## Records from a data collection
>>

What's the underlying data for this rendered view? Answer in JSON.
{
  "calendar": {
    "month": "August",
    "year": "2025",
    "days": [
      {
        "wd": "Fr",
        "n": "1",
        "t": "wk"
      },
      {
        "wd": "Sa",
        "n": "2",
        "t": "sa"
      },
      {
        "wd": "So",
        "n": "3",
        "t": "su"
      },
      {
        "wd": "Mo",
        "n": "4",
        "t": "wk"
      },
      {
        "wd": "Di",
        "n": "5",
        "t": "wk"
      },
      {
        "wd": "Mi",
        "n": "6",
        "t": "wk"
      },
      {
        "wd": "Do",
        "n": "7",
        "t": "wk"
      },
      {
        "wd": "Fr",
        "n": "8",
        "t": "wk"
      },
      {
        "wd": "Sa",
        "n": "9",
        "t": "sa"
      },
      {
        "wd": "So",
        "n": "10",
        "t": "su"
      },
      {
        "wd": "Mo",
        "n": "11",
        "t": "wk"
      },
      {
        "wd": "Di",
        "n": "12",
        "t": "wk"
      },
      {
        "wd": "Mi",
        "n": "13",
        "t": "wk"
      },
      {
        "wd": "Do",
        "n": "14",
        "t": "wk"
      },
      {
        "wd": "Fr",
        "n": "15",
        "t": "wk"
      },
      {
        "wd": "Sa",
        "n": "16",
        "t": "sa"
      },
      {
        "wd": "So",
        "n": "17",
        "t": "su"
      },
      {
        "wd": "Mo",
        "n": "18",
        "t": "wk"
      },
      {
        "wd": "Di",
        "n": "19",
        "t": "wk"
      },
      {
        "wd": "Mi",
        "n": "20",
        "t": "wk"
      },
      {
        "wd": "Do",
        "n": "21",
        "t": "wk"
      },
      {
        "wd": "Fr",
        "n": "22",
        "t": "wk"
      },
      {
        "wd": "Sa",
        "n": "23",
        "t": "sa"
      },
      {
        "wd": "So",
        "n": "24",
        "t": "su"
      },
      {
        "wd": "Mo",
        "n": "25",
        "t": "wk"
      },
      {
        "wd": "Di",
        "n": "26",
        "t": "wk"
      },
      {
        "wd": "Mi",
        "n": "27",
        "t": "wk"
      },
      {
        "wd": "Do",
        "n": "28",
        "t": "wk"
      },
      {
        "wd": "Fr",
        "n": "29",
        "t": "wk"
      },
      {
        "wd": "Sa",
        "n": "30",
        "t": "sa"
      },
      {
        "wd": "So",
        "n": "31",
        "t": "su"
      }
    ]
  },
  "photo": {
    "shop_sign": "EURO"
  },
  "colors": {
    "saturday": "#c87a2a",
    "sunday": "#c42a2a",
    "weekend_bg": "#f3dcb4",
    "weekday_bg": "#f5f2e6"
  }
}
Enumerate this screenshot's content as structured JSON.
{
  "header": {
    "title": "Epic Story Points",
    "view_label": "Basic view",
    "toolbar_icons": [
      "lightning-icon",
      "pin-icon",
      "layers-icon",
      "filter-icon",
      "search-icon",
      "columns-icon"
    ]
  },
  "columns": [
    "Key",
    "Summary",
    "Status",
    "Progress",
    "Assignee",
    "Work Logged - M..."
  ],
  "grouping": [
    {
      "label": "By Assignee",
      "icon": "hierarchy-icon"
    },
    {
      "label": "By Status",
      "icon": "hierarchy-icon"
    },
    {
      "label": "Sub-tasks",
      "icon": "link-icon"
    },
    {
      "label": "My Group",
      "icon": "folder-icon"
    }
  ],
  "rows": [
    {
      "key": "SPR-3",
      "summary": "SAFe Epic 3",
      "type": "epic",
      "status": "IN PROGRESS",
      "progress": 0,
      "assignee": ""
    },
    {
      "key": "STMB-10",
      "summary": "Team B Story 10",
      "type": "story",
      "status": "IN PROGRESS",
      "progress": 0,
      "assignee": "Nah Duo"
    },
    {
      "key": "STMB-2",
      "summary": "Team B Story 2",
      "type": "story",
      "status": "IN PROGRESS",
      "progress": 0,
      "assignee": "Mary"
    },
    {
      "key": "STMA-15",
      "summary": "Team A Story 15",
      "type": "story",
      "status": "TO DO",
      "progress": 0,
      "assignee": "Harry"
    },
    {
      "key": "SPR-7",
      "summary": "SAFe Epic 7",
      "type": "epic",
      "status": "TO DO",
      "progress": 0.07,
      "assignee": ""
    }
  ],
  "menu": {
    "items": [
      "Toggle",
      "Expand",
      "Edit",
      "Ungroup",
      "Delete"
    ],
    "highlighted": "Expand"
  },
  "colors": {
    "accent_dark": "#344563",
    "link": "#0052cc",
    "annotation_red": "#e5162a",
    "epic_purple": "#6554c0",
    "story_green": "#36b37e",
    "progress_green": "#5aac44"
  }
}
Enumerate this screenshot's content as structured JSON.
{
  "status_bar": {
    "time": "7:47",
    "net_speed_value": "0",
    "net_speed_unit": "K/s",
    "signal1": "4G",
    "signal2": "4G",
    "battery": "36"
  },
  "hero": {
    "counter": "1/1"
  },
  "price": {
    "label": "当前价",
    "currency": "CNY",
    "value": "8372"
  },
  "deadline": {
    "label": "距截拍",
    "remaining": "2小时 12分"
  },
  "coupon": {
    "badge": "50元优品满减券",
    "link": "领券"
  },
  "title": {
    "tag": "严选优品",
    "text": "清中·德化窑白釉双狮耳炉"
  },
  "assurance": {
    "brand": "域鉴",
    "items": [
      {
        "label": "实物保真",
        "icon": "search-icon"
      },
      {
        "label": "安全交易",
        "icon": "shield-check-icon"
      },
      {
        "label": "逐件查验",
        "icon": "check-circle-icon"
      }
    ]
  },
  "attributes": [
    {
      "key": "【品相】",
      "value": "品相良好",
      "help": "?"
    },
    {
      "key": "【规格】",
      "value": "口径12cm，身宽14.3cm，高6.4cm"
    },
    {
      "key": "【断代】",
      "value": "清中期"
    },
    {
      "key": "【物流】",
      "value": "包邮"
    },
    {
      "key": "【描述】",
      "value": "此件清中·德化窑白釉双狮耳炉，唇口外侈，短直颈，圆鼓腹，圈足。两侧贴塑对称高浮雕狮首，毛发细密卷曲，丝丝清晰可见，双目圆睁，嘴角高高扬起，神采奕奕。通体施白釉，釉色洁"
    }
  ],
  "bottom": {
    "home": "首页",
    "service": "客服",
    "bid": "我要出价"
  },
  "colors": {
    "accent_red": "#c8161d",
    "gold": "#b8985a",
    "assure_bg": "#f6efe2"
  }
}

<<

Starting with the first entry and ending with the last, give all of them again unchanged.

## FINISHED TASK
What's the underlying data for this rendered view? Answer in JSON.
{
  "calendar": {
    "month": "August",
    "year": "2025",
    "days": [
      {
        "wd": "Fr",
        "n": "1",
        "t": "wk"
      },
      {
        "wd": "Sa",
        "n": "2",
        "t": "sa"
      },
      {
        "wd": "So",
        "n": "3",
        "t": "su"
      },
      {
        "wd": "Mo",
        "n": "4",
        "t": "wk"
      },
      {
        "wd": "Di",
        "n": "5",
        "t": "wk"
      },
      {
        "wd": "Mi",
        "n": "6",
        "t": "wk"
      },
      {
        "wd": "Do",
        "n": "7",
        "t": "wk"
      },
      {
        "wd": "Fr",
        "n": "8",
        "t": "wk"
      },
      {
        "wd": "Sa",
        "n": "9",
        "t": "sa"
      },
      {
        "wd": "So",
        "n": "10",
        "t": "su"
      },
      {
        "wd": "Mo",
        "n": "11",
        "t": "wk"
      },
      {
        "wd": "Di",
        "n": "12",
        "t": "wk"
      },
      {
        "wd": "Mi",
        "n": "13",
        "t": "wk"
      },
      {
        "wd": "Do",
        "n": "14",
        "t": "wk"
      },
      {
        "wd": "Fr",
        "n": "15",
        "t": "wk"
      },
      {
        "wd": "Sa",
        "n": "16",
        "t": "sa"
      },
      {
        "wd": "So",
        "n": "17",
        "t": "su"
      },
      {
        "wd": "Mo",
        "n": "18",
        "t": "wk"
      },
      {
        "wd": "Di",
        "n": "19",
        "t": "wk"
      },
      {
        "wd": "Mi",
        "n": "20",
        "t": "wk"
      },
      {
        "wd": "Do",
        "n": "21",
        "t": "wk"
      },
      {
        "wd": "Fr",
        "n": "22",
        "t": "wk"
      },
      {
        "wd": "Sa",
        "n": "23",
        "t": "sa"
      },
      {
        "wd": "So",
        "n": "24",
        "t": "su"
      },
      {
        "wd": "Mo",
        "n": "25",
        "t": "wk"
      },
      {
        "wd": "Di",
        "n": "26",
        "t": "wk"
      },
      {
        "wd": "Mi",
        "n": "27",
        "t": "wk"
      },
      {
        "wd": "Do",
        "n": "28",
        "t": "wk"
      },
      {
        "wd": "Fr",
        "n": "29",
        "t": "wk"
      },
      {
        "wd": "Sa",
        "n": "30",
        "t": "sa"
      },
      {
        "wd": "So",
        "n": "31",
        "t": "su"
      }
    ]
  },
  "photo": {
    "shop_sign": "EURO"
  },
  "colors": {
    "saturday": "#c87a2a",
    "sunday": "#c42a2a",
    "weekend_bg": "#f3dcb4",
    "weekday_bg": "#f5f2e6"
  }
}
Enumerate this screenshot's content as structured JSON.
{
  "header": {
    "title": "Epic Story Points",
    "view_label": "Basic view",
    "toolbar_icons": [
      "lightning-icon",
      "pin-icon",
      "layers-icon",
      "filter-icon",
      "search-icon",
      "columns-icon"
    ]
  },
  "columns": [
    "Key",
    "Summary",
    "Status",
    "Progress",
    "Assignee",
    "Work Logged - M..."
  ],
  "grouping": [
    {
      "label": "By Assignee",
      "icon": "hierarchy-icon"
    },
    {
      "label": "By Status",
      "icon": "hierarchy-icon"
    },
    {
      "label": "Sub-tasks",
      "icon": "link-icon"
    },
    {
      "label": "My Group",
      "icon": "folder-icon"
    }
  ],
  "rows": [
    {
      "key": "SPR-3",
      "summary": "SAFe Epic 3",
      "type": "epic",
      "status": "IN PROGRESS",
      "progress": 0,
      "assignee": ""
    },
    {
      "key": "STMB-10",
      "summary": "Team B Story 10",
      "type": "story",
      "status": "IN PROGRESS",
      "progress": 0,
      "assignee": "Nah Duo"
    },
    {
      "key": "STMB-2",
      "summary": "Team B Story 2",
      "type": "story",
      "status": "IN PROGRESS",
      "progress": 0,
      "assignee": "Mary"
    },
    {
      "key": "STMA-15",
      "summary": "Team A Story 15",
      "type": "story",
      "status": "TO DO",
      "progress": 0,
      "assignee": "Harry"
    },
    {
      "key": "SPR-7",
      "summary": "SAFe Epic 7",
      "type": "epic",
      "status": "TO DO",
      "progress": 0.07,
      "assignee": ""
    }
  ],
  "menu": {
    "items": [
      "Toggle",
      "Expand",
      "Edit",
      "Ungroup",
      "Delete"
    ],
    "highlighted": "Expand"
  },
  "colors": {
    "accent_dark": "#344563",
    "link": "#0052cc",
    "annotation_red": "#e5162a",
    "epic_purple": "#6554c0",
    "story_green": "#36b37e",
    "progress_green": "#5aac44"
  }
}
Enumerate this screenshot's content as structured JSON.
{
  "status_bar": {
    "time": "7:47",
    "net_speed_value": "0",
    "net_speed_unit": "K/s",
    "signal1": "4G",
    "signal2": "4G",
    "battery": "36"
  },
  "hero": {
    "counter": "1/1"
  },
  "price": {
    "label": "当前价",
    "currency": "CNY",
    "value": "8372"
  },
  "deadline": {
    "label": "距截拍",
    "remaining": "2小时 12分"
  },
  "coupon": {
    "badge": "50元优品满减券",
    "link": "领券"
  },
  "title": {
    "tag": "严选优品",
    "text": "清中·德化窑白釉双狮耳炉"
  },
  "assurance": {
    "brand": "域鉴",
    "items": [
      {
        "label": "实物保真",
        "icon": "search-icon"
      },
      {
        "label": "安全交易",
        "icon": "shield-check-icon"
      },
      {
        "label": "逐件查验",
        "icon": "check-circle-icon"
      }
    ]
  },
  "attributes": [
    {
      "key": "【品相】",
      "value": "品相良好",
      "help": "?"
    },
    {
      "key": "【规格】",
      "value": "口径12cm，身宽14.3cm，高6.4cm"
    },
    {
      "key": "【断代】",
      "value": "清中期"
    },
    {
      "key": "【物流】",
      "value": "包邮"
    },
    {
      "key": "【描述】",
      "value": "此件清中·德化窑白釉双狮耳炉，唇口外侈，短直颈，圆鼓腹，圈足。两侧贴塑对称高浮雕狮首，毛发细密卷曲，丝丝清晰可见，双目圆睁，嘴角高高扬起，神采奕奕。通体施白釉，釉色洁"
    }
  ],
  "bottom": {
    "home": "首页",
    "service": "客服",
    "bid": "我要出价"
  },
  "colors": {
    "accent_red": "#c8161d",
    "gold": "#b8985a",
    "assure_bg": "#f6efe2"
  }
}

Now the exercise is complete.